* [Data for processing]:
/---
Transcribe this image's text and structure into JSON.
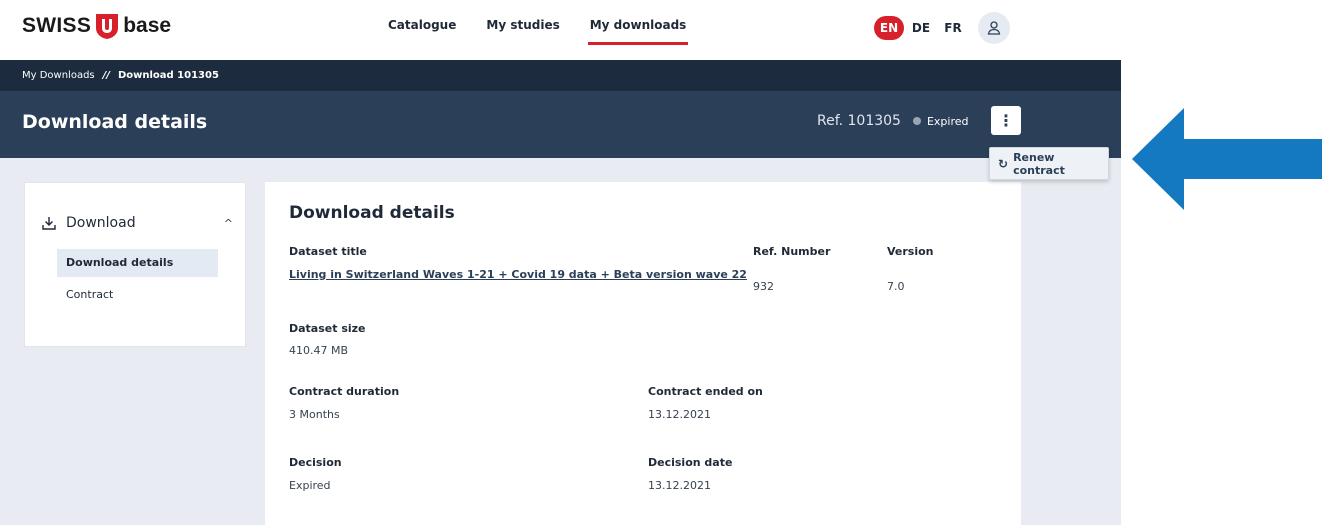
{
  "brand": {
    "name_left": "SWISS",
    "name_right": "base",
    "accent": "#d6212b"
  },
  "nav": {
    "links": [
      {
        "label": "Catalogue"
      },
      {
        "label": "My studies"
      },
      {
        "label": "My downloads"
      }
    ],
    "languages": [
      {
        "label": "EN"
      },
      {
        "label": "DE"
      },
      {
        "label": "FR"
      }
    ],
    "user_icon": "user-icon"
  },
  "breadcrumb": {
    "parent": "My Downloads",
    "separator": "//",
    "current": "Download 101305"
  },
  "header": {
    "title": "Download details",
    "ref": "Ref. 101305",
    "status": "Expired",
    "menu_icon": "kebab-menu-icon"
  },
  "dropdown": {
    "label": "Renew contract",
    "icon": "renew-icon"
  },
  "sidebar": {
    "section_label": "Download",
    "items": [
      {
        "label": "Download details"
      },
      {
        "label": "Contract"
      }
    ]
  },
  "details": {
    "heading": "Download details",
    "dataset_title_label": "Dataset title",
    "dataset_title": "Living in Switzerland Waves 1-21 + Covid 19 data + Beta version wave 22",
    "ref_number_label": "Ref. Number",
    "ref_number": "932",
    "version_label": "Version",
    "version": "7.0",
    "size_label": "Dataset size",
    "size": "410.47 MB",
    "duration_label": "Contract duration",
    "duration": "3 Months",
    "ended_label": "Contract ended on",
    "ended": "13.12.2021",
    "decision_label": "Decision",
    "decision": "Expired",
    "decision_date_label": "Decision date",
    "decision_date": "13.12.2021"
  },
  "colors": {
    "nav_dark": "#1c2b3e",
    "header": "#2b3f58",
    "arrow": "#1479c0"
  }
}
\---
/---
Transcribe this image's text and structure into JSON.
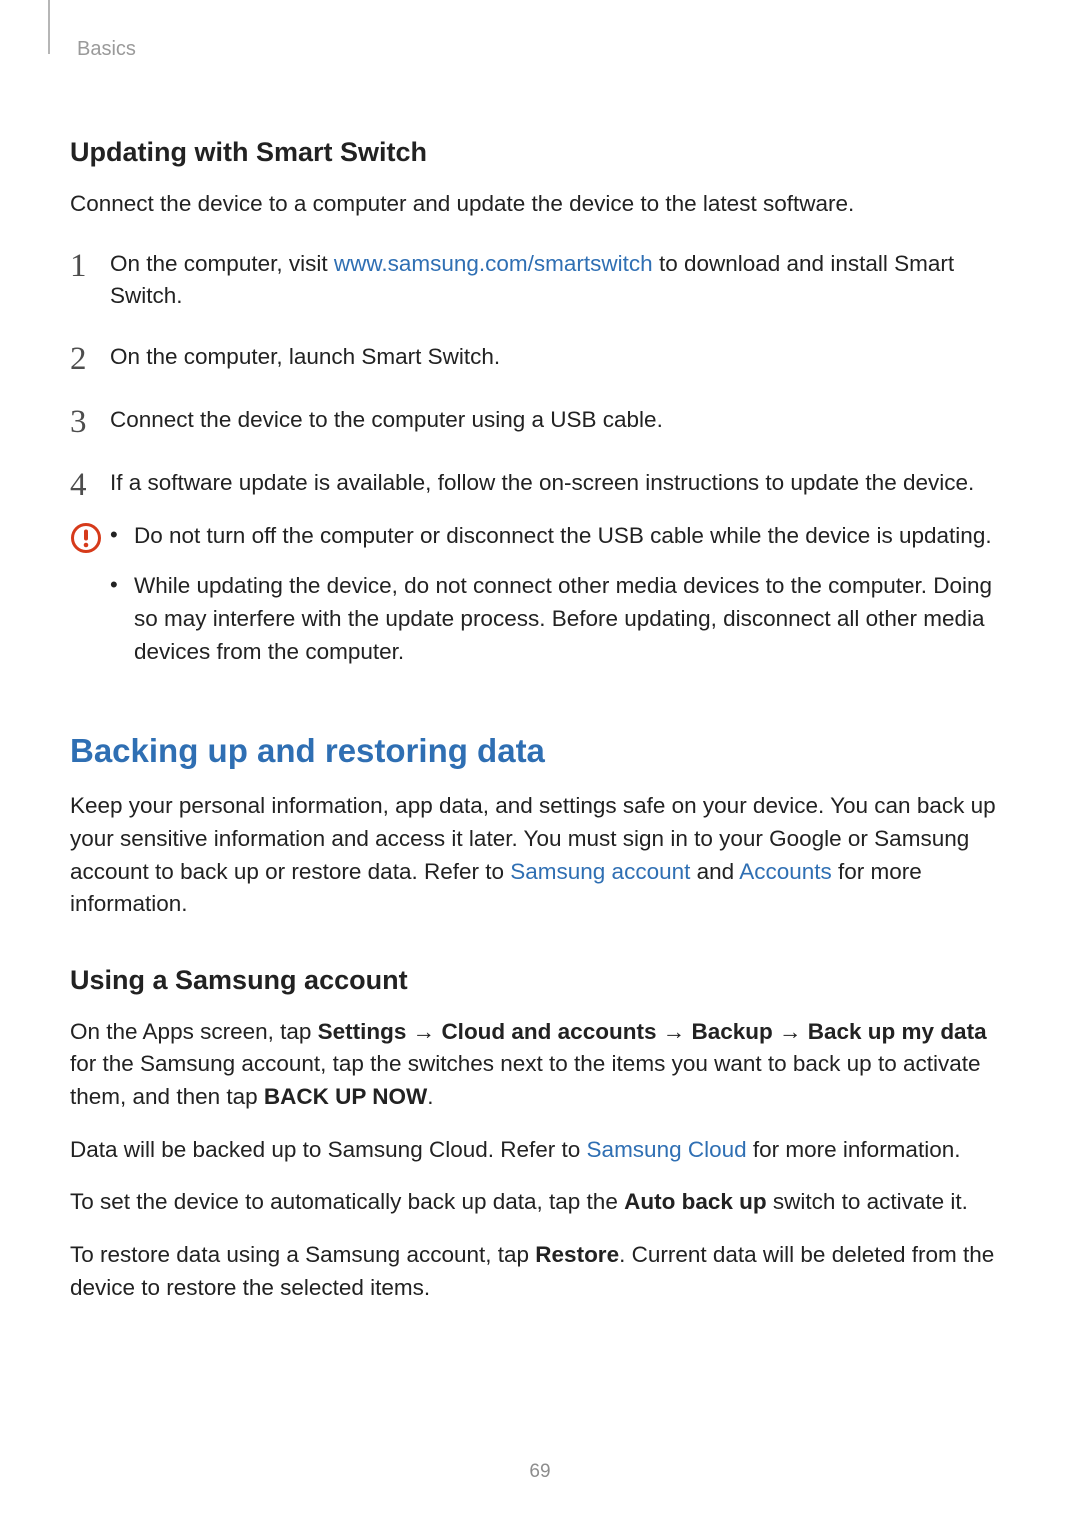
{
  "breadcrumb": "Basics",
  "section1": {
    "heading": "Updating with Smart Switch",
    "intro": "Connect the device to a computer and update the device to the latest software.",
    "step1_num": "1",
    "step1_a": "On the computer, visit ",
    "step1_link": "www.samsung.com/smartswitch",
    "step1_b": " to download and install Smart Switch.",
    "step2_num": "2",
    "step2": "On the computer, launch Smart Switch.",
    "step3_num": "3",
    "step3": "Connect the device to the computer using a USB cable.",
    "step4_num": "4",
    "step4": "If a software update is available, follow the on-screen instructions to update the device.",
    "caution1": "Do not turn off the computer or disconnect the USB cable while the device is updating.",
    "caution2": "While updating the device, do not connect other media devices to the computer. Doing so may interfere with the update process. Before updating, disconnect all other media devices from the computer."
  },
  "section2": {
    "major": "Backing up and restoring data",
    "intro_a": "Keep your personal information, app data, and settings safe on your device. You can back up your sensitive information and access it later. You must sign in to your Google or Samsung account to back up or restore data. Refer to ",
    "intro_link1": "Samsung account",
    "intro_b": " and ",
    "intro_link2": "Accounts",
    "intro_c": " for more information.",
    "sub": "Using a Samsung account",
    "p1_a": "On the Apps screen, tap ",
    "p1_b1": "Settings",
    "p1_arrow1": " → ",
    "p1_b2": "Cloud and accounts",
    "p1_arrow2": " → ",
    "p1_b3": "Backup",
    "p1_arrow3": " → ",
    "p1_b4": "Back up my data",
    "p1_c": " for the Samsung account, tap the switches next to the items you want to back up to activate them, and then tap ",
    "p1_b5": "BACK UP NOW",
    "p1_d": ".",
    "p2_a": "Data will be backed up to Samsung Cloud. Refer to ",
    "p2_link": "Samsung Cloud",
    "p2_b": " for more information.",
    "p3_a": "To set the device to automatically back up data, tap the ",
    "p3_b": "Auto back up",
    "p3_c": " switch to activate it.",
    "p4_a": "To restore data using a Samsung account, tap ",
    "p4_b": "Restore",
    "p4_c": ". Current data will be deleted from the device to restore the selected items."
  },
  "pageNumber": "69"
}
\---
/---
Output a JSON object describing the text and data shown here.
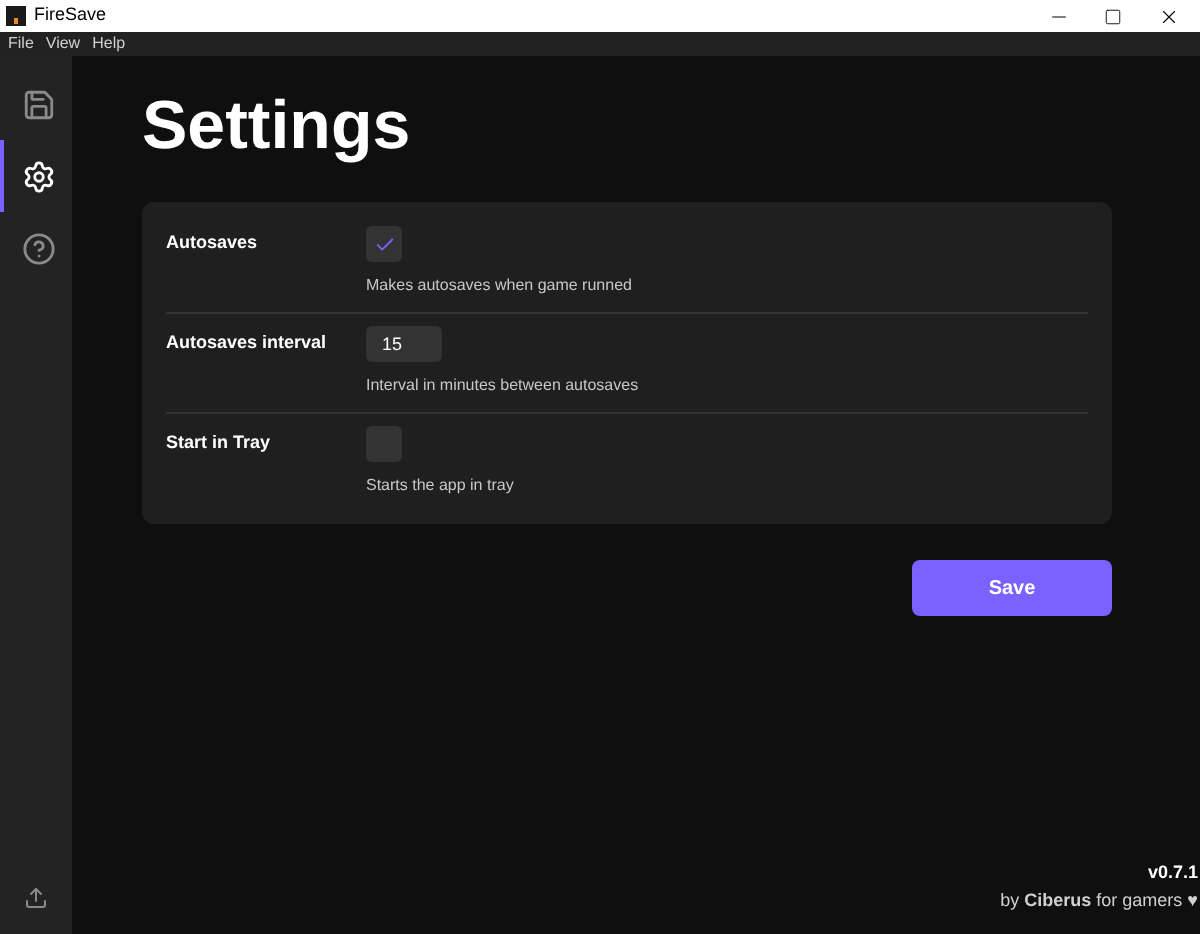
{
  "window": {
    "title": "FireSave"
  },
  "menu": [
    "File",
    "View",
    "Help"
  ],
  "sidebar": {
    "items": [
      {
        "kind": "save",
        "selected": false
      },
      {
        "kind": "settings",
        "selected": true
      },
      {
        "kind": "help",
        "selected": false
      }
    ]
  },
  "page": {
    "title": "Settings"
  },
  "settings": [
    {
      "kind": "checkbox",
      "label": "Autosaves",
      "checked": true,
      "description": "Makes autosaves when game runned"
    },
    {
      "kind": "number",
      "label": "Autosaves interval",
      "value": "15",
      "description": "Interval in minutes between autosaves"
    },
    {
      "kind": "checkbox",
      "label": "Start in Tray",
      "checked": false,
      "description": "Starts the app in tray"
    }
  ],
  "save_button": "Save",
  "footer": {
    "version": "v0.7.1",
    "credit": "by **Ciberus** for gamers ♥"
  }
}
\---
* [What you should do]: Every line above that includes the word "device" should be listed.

* [Written response]:
    "intro": "Connect the device to a computer and update the device to the latest software.",
    "step3": "Connect the device to the computer using a USB cable.",
    "step4": "If a software update is available, follow the on-screen instructions to update the device.",
    "caution1": "Do not turn off the computer or disconnect the USB cable while the device is updating.",
    "caution2": "While updating the device, do not connect other media devices to the computer. Doing so may interfere with the update process. Before updating, disconnect all other media devices from the computer."
    "intro_a": "Keep your personal information, app data, and settings safe on your device. You can back up your sensitive information and access it later. You must sign in to your Google or Samsung account to back up or restore data. Refer to ",
    "p3_a": "To set the device to automatically back up data, tap the ",
    "p4_c": ". Current data will be deleted from the device to restore the selected items."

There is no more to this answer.